DNA Study Investigates Early Goat Herd in Iran – Archaeology


DUBLIN, IRELAND—Courthouse News Service reports that an international team of scientists led by Kevin G. Daly of Trinity College Dublin examined the remains and DNA samples of goats that lived at Ganj Dareh, an archaeological site in western Iran’s Zagros Mountains, at least 10,000 years ago. Several bricks bearing the imprint of goat hooves have been found at the settlement, Daly added. The animals resembled the wild bezoar ibex, with robust bodies, large cloven hooves, and scimitar horns. The study suggests that male goats were slaughtered once they matured, while female goats were kept to maximize the number of breeding animals. Daly said the genomes of some of the goats in the study resembled that of the bezoar ibex. These goats may have been hunted from wild herds, he explained.
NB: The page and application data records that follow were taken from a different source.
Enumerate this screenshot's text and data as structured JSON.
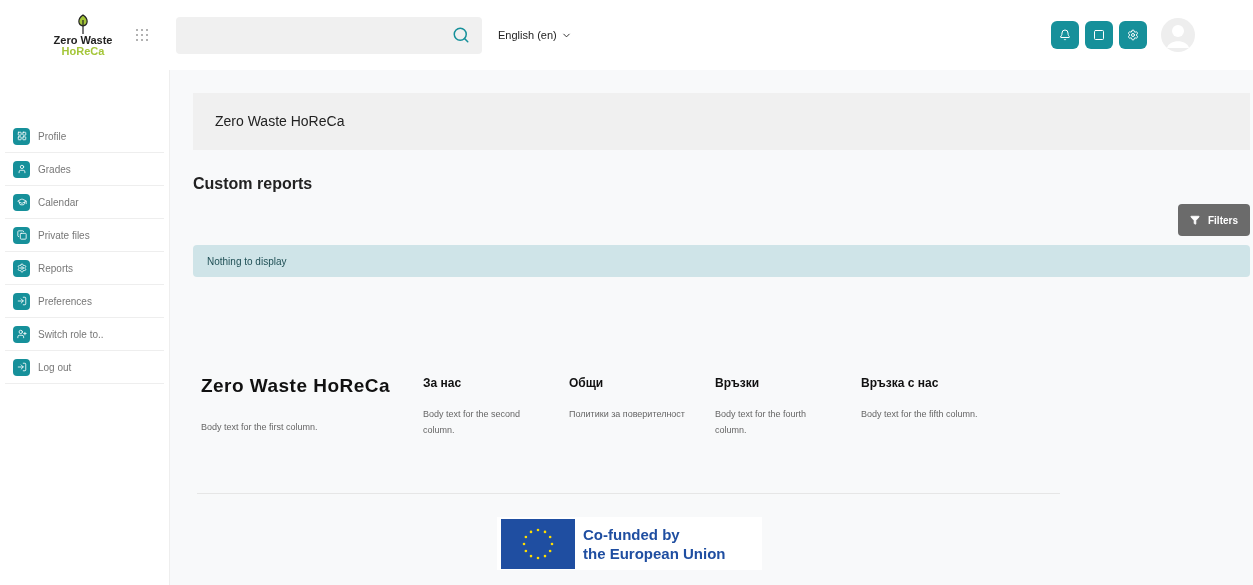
{
  "header": {
    "logo": {
      "line1": "Zero Waste",
      "line2": "HoReCa"
    },
    "language": "English (en)"
  },
  "sidebar": {
    "items": [
      {
        "label": "Profile",
        "kind": "grid"
      },
      {
        "label": "Grades",
        "kind": "user"
      },
      {
        "label": "Calendar",
        "kind": "cap"
      },
      {
        "label": "Private files",
        "kind": "files"
      },
      {
        "label": "Reports",
        "kind": "gear"
      },
      {
        "label": "Preferences",
        "kind": "login"
      },
      {
        "label": "Switch role to..",
        "kind": "useradd"
      },
      {
        "label": "Log out",
        "kind": "login"
      }
    ]
  },
  "course_banner": "Zero Waste HoReCa",
  "page_title": "Custom reports",
  "filters_button": "Filters",
  "alert": "Nothing to display",
  "footer": {
    "columns": [
      {
        "title": "Zero Waste HoReCa",
        "body": "Body text for the first column.",
        "kind": "brand"
      },
      {
        "title": "За нас",
        "body": "Body text for the second column.",
        "kind": "plain"
      },
      {
        "title": "Общи",
        "body": "Политики за поверителност",
        "kind": "plain"
      },
      {
        "title": "Връзки",
        "body": "Body text for the fourth column.",
        "kind": "plain"
      },
      {
        "title": "Връзка с нас",
        "body": "Body text for the fifth column.",
        "kind": "plain"
      }
    ],
    "eu_logo": {
      "line1": "Co-funded by",
      "line2": "the European Union"
    }
  }
}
The other goats, while morphologically wild, were genetically on the path to domestication, with reduced Y-chromosome diversity from fewer breeding males, and an increase in relatives mating. To read about a fossilized Neanderthal tooth unearthed in the Zagros Mountains, go to “World Roundup: Iran.”